Program staff may develop a statistical model as part of the project theory design. Statistical models can be useful tools to predict elements of the program:
- Comparison between groups
The shortage of registered nurses in the United States of America is a well documented phenomenon. There are many programs aimed at understanding the reasons less people are not going into nursing. One nursing project developed a statistical model that provided a revised forecast of the nursing shortage. The model showed that although there was a marked decline in the number of people entering nursing in their early to mid-twenties, there were large numbers of people becoming nurses in their later twenties and early thirties.
The model led to a series of policy recommendations including:
- encouraging graduates to consider a nursing career
- increasing the number of qualified nursing education staff
- improving the ergonomic workplace environment for the larger cohort of older nurses
The model will also be useful during the evaluation stage - was the revised forecast accurate? If so, were the planned interventions appropriate? If not, why?
Source: Auerbach, Buerhaus & Staiger (2007)
Advice for CHOOSING this option (tips and traps)

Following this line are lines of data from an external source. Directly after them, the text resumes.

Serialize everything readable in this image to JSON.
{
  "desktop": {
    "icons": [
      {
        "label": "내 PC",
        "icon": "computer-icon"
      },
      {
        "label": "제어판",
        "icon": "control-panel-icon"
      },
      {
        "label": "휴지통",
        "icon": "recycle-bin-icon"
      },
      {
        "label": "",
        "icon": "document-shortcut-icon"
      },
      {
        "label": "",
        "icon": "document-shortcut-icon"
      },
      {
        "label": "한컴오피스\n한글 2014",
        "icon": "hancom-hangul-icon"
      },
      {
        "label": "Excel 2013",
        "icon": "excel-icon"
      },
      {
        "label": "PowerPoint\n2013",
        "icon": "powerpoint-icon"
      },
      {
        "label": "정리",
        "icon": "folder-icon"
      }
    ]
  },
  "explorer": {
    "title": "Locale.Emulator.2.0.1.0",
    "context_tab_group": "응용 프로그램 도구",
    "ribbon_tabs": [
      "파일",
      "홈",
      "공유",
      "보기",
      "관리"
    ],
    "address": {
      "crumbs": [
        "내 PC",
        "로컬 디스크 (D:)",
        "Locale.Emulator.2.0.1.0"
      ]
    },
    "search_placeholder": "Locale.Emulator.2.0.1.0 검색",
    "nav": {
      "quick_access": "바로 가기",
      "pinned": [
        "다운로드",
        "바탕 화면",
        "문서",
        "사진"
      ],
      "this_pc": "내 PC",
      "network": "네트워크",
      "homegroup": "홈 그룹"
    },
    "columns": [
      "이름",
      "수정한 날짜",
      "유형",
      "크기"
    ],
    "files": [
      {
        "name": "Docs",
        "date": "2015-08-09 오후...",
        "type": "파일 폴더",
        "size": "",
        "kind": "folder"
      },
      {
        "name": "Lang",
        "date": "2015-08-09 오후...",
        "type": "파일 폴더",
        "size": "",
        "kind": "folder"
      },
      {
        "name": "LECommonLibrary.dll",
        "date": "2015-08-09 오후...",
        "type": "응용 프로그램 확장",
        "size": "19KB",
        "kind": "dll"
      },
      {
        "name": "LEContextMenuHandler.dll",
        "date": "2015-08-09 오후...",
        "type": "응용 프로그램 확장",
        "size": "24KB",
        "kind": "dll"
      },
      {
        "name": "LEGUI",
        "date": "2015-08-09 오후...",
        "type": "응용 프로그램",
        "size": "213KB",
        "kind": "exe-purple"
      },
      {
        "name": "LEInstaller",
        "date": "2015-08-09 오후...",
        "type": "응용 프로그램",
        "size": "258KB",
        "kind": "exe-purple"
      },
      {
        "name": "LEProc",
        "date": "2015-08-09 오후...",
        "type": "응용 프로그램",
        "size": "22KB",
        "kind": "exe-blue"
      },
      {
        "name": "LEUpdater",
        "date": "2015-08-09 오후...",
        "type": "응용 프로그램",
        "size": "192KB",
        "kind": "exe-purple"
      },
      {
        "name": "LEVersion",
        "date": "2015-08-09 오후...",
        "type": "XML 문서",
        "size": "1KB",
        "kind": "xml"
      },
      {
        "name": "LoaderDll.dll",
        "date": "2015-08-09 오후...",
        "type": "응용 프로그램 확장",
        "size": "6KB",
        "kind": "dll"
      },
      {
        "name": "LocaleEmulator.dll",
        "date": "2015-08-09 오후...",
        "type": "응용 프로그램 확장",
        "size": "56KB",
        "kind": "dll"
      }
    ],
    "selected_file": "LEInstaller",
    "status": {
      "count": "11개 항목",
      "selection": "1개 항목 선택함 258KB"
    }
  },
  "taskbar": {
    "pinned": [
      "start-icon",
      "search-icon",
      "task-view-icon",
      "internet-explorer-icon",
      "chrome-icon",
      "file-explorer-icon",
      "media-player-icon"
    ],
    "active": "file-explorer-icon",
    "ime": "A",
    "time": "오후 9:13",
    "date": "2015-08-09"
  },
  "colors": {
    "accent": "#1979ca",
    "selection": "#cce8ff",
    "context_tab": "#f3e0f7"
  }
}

- Before choosing this option identify which or if any of the elements of the program are useful to test using statistical models.
Advice for USING this option (tips and traps)
- Use the statistical model that was developed as part of the program theory.
- Ensure the evaluation Terms of Reference (TOR) includes specifications for statistical skills.
Better late than never: Workforce supply implications of later entry into nursing - This report analyses nurse workforce data from 2005 and presents conclusions related to that data
- Auerbach, D. I., Buerhaus, P. I., & Staiger, D. O. (2007). Better late than never: Workforce supply implications of later entry into nursing. Health Affairs, 26(1), 178-185. Retrieved from http://content.healthaffairs.org/content/26/1/178.full.pdf html